Spotify was an early mover in programmatic audio, and it’s taking that momentum into 2018.
“Marketers are moving so much money to programmatic. We’ve seen that channel explode,” said Brian Benedik, global head of ads monetization at Spotify. “We’ve seen brands [come to Spotify] that have never invested in audio because we’ve made it programmatic-enabled.”
At Spotify, programmatic is part of the sales playbook. Everyone on the sales team is trained to sell programmatic inventory, even if they focus on direct-sold units. Spotify declined to break out the revenue split between its programmatic and direct-sold ads.
“Everything we’ve built, whether it’s audio, video or display, we’ve made programmatic-enabled,” he said. “That allows us to not focus so much on how [brands] want to buy, but what they want to buy and what their strategy is.”
Now Spotify, which operates in 60 countries globally and has 140 million monthly active users and 70 million paid subscribers, is betting on the growing podcast space as its next audio frontier.
“We’re serious about making Spotify a destination for podcast users,” Benedik said.
He spoke with AdExchanger.
AdExchanger: How important is programmatic to your revenue strategy?

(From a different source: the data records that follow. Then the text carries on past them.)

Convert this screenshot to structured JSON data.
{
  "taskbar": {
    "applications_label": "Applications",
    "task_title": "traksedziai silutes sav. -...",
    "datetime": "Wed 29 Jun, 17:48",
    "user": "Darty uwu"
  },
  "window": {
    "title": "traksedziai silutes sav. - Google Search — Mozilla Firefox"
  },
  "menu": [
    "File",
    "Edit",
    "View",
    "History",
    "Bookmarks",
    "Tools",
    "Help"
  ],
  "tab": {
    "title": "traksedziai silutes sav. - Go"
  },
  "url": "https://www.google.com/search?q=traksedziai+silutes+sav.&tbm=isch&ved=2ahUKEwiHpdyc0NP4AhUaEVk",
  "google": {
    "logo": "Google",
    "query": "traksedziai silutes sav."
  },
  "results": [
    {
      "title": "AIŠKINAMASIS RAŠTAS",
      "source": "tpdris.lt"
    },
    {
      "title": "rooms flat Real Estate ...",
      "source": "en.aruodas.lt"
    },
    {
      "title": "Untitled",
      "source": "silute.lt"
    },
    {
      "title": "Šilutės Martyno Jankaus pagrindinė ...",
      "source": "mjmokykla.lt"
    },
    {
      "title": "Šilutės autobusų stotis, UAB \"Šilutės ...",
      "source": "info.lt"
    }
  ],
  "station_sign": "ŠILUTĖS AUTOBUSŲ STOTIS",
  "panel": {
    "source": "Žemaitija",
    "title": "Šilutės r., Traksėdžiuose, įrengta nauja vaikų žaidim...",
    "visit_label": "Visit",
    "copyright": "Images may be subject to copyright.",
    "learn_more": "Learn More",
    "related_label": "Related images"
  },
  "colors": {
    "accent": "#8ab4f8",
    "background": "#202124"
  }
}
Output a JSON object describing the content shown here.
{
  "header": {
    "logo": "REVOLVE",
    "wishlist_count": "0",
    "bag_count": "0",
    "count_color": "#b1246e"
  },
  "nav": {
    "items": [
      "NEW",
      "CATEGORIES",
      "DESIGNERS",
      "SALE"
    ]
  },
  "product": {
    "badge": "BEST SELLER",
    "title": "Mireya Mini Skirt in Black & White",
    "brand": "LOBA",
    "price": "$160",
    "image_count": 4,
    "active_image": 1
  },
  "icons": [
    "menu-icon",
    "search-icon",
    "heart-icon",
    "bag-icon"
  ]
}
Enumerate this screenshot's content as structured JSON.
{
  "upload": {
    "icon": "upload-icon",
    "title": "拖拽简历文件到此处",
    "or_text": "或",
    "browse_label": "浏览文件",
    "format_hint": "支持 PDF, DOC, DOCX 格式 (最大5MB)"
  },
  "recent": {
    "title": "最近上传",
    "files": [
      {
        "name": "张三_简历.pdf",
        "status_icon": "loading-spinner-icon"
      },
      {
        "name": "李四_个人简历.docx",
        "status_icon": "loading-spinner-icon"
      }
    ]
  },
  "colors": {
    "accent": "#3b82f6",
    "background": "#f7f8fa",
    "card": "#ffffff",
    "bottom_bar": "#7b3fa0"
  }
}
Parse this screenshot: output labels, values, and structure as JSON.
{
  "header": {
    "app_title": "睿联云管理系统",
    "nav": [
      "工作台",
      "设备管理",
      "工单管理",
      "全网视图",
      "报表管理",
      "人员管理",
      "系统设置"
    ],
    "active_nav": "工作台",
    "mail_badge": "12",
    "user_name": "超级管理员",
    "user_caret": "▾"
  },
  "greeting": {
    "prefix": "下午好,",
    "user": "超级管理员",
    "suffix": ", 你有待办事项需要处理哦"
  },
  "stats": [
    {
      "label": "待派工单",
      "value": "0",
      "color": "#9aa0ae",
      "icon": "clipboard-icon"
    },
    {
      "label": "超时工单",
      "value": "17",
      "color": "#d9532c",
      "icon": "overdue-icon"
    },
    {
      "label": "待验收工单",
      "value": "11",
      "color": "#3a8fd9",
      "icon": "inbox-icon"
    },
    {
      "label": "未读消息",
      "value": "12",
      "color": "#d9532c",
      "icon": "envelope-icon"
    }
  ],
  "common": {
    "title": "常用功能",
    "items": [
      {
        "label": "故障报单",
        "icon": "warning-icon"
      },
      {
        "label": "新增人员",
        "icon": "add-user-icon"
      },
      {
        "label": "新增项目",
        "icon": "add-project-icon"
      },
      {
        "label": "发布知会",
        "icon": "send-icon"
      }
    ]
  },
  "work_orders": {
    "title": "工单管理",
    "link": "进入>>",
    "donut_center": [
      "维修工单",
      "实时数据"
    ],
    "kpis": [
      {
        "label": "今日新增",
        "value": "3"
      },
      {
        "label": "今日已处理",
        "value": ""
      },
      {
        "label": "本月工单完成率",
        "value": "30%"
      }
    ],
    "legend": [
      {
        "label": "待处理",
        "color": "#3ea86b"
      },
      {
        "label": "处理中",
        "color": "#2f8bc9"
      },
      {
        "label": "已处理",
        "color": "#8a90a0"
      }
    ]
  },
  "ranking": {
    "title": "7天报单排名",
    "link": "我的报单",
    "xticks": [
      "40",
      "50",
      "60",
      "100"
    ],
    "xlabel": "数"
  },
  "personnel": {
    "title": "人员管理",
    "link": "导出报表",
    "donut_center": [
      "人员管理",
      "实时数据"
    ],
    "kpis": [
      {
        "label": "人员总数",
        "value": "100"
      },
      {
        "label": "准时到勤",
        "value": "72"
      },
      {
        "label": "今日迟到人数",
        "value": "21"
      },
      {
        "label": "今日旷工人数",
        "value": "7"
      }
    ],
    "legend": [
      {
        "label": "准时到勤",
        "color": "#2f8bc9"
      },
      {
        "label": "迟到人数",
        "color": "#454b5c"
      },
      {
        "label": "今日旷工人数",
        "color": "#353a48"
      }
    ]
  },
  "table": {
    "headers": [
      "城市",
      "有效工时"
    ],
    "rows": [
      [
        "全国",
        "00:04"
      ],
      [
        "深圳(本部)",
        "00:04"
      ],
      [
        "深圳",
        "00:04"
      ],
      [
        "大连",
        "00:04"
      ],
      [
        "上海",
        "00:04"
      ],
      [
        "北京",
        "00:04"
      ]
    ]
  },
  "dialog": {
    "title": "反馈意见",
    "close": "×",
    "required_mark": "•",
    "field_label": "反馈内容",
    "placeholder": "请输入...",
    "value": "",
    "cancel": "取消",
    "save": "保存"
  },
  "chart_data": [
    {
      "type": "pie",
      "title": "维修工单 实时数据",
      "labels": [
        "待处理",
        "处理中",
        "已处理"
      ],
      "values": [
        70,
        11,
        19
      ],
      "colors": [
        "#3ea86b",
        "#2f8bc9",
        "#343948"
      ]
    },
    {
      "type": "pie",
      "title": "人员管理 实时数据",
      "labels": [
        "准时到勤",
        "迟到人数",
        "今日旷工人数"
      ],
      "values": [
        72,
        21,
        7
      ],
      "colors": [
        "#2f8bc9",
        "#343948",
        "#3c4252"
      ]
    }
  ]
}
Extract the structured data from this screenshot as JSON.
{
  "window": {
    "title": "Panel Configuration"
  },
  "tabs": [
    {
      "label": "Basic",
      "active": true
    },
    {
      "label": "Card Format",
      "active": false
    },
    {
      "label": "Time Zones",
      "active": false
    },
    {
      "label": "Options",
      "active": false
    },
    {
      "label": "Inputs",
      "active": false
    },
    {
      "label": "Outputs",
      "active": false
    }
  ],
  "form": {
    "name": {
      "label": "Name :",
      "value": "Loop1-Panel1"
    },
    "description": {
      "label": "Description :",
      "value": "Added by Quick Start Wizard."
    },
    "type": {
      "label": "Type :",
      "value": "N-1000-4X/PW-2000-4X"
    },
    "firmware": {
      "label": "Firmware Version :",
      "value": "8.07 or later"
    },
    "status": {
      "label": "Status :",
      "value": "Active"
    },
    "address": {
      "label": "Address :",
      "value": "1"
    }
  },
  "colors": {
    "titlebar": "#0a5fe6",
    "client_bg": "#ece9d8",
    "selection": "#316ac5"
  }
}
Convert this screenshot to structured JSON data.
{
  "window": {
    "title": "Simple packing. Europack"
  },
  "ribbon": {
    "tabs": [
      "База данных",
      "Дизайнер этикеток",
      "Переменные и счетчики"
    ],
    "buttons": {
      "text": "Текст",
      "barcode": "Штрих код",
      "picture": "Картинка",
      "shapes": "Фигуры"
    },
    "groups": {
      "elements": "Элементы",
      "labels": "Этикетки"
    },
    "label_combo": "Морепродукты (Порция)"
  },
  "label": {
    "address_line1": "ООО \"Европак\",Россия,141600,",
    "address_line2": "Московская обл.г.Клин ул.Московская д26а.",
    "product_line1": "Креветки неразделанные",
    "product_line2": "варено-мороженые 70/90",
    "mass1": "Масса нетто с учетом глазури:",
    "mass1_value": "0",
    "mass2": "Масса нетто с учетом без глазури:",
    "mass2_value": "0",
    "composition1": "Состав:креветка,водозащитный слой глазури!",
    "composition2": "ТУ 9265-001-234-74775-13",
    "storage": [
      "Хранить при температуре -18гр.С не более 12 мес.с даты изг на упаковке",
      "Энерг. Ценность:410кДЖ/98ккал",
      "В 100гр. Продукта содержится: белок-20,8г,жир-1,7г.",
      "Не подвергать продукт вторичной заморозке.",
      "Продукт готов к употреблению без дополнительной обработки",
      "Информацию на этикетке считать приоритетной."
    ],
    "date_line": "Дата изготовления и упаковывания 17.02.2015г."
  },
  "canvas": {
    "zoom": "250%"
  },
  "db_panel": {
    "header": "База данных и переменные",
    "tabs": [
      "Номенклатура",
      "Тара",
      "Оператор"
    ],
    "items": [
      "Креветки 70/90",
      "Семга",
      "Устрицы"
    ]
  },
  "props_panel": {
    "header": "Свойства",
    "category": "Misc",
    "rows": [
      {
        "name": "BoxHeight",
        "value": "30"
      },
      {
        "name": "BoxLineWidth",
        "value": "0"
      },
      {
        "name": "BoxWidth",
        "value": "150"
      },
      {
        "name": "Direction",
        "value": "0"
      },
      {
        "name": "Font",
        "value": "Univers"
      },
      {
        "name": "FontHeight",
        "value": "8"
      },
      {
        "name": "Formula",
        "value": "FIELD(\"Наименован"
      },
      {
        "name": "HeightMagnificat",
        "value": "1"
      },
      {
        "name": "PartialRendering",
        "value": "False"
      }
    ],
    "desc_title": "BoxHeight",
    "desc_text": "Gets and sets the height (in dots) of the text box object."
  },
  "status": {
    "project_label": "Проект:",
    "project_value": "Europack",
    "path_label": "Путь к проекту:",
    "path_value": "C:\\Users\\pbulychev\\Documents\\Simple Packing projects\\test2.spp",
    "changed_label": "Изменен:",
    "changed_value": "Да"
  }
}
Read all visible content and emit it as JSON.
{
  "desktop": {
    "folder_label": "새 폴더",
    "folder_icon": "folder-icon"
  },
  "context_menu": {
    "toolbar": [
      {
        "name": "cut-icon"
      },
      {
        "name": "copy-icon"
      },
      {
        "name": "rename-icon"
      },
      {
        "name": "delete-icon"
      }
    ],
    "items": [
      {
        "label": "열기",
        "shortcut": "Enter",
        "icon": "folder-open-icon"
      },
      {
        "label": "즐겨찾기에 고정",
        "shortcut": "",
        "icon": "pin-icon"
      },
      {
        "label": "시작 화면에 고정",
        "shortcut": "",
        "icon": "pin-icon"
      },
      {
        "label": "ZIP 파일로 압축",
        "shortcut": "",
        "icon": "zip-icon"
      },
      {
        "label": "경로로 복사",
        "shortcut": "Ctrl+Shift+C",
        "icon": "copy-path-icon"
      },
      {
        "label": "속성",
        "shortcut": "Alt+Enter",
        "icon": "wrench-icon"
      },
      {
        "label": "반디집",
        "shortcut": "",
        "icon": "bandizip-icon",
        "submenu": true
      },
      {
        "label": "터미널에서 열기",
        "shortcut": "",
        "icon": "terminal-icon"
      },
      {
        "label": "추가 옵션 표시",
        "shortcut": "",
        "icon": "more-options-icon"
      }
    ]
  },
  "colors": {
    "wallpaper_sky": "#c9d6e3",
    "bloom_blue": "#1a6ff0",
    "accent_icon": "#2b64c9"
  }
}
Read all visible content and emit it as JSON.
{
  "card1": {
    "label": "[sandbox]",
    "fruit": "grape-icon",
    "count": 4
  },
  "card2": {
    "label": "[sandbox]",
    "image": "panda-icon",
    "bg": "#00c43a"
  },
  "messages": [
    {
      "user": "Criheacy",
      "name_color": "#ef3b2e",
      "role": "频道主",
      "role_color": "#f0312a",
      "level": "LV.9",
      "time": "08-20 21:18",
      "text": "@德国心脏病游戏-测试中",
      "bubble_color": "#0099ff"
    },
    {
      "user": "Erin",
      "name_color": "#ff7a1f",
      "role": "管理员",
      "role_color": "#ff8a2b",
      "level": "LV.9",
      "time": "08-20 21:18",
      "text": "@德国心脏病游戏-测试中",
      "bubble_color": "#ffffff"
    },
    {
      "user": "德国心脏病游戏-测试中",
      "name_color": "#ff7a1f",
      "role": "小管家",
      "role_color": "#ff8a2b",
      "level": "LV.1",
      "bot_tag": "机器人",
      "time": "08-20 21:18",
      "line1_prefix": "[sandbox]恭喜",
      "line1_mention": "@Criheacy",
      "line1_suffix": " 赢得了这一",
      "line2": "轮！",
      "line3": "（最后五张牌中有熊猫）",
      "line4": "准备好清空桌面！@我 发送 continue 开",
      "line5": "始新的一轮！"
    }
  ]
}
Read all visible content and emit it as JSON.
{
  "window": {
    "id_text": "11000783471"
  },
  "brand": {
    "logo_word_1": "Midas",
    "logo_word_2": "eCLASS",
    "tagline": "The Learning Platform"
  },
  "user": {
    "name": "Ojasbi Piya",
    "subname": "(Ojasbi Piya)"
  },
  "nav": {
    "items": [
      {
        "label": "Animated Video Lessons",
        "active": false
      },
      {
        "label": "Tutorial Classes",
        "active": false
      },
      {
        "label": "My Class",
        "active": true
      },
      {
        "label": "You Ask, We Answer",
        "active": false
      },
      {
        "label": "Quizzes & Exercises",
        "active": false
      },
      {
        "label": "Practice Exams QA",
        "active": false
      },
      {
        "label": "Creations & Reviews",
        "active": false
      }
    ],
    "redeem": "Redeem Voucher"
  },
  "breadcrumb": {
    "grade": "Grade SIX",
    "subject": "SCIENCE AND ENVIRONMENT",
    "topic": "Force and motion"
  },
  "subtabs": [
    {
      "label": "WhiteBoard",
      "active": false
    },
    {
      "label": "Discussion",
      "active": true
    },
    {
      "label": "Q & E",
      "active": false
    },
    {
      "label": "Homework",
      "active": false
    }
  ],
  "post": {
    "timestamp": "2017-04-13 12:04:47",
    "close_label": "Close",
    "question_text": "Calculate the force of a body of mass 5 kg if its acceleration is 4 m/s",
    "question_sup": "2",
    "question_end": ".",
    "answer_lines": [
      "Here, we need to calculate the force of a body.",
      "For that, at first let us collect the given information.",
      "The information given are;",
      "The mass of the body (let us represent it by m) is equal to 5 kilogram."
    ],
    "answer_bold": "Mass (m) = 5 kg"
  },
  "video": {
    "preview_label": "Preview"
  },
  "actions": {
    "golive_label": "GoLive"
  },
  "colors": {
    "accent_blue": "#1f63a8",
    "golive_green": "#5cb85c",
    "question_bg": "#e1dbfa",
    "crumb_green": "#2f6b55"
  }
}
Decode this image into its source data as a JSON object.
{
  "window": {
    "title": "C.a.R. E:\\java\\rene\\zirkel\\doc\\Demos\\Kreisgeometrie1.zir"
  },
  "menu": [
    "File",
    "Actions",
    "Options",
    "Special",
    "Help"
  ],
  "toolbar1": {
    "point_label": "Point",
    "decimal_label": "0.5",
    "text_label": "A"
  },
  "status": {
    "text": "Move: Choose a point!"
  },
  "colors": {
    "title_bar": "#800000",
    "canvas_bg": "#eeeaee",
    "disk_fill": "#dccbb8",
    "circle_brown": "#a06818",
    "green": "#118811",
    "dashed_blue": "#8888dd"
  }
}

Do you envision all sales at Spotify going programmatic?
BRIAN BENEDIK: If this is where the demand side wants to take it, where at some point the transactional part is handled through data-enabled pipes, we see that happening. We see chunks of our business ever year becoming more programmatic-enabled.
How has programmatic audio grown at Spotify in the past year?
More demand-side platforms are jumping into the programmatic audio space. They see it as an opportunity. Their business has been so display- and video-focused. There’s an ecosystem developing around audio. We’re trying to get more premium supply for the audio world because the reception from brands has been huge.
What’s needed for programmatic audio to scale? Are you waiting on Pandora to make its inventory available?
Part of it is making sure we’ve got enough premium audio supply. The other part is making sure there’s enough demand.
What’s the sentiment around programmatic audio among buyers? Is there demand?
The radio groups are jumping in. They love that there’s a data-enabled, automated set of pipes that can help with transactions. The digital teams aligned with video and display are interested too. There’s a bit of tension developing inside agencies between the digital and radio teams.
How do you navigate that? Does your sales team need a special skill set?
Our direct teams are programmatically trained so they can have conversations with the programmatic desk and the investment leads. What we don’t have is the programmatic sales team in one corner and direct sales team in another corner. It’s one team.
How important is your ad-supported tier versus subscriptions?
There’s quite a bit of religion in the freemium model. There should be a healthy free tier and a healthy subscription tier. Those two work together. Some users will upgrade, some will stay on the free tier. From our standpoint, it doesn’t really matter.
We’ve got a disproportionate amount of users on the free tier, but the majority of revenue is from subscriptions. We think there’s runway for both. It’s not a cookie-cutter approach to each market.
How big of a focus is podcasting for Spotify this year? Will that be a serious or ancillary revenue stream?
It starts with the UX, and applying the recommendation engines we have for music to podcasts. We have to nail that first and then the monetization opportunities will come. We’re starting to monetize some of our original podcasts. We have a lot of incoming [activity] from agencies and brands. They have a lot of interest in podcasts.
How are you monetizing podcasts? Programmatic is still nascent in that space.
We’re selling direct. There’s still a lot to be solved for with ad insertion, ad servers and third-party measurement. Once that gets solved we can figure out if there’s a programmatic solution. We envision being in the middle of that, but there’s still work to do around fundamentals.
You sit on a ton of first-party listener data, but so do your competitors. What makes your data special?
One out of every two streams on Spotify is user-initiated. People are sharing, playing and skipping, and we’re getting a lot of signals from that. That’s shaping a strategy around music, moments and activities.
Our differentiator is also technology. Of the 3,500 Spotify employees around the world, half are engineers and developers. We’re a tech company. I’m not sure that can be said for some of our competitors. We used to be just an audio platform, and that’s still true, but now we’ve become a multimedia platform.
Spotify has been trying to push into original video content for a while. Do brands or users understand that story?
Many folks on the brand side think of us as an audio platform. We’re continuing to educate them that we’re becoming a multimedia platform.
We’ve learned that video resonates with our users when we put in places that’s a destination already. We have millions of people listening to [the playlist] Rap Caviar every day. As opposed to taking them elsewhere, let’s include video in that experience. That’s the pivot you’re seeing us make.
Video ads have become our fastest-growing revenue source. With all of the noise about brand safety this year around other video platforms, Spotify has been a recipient for that investment.
This interview has been edited.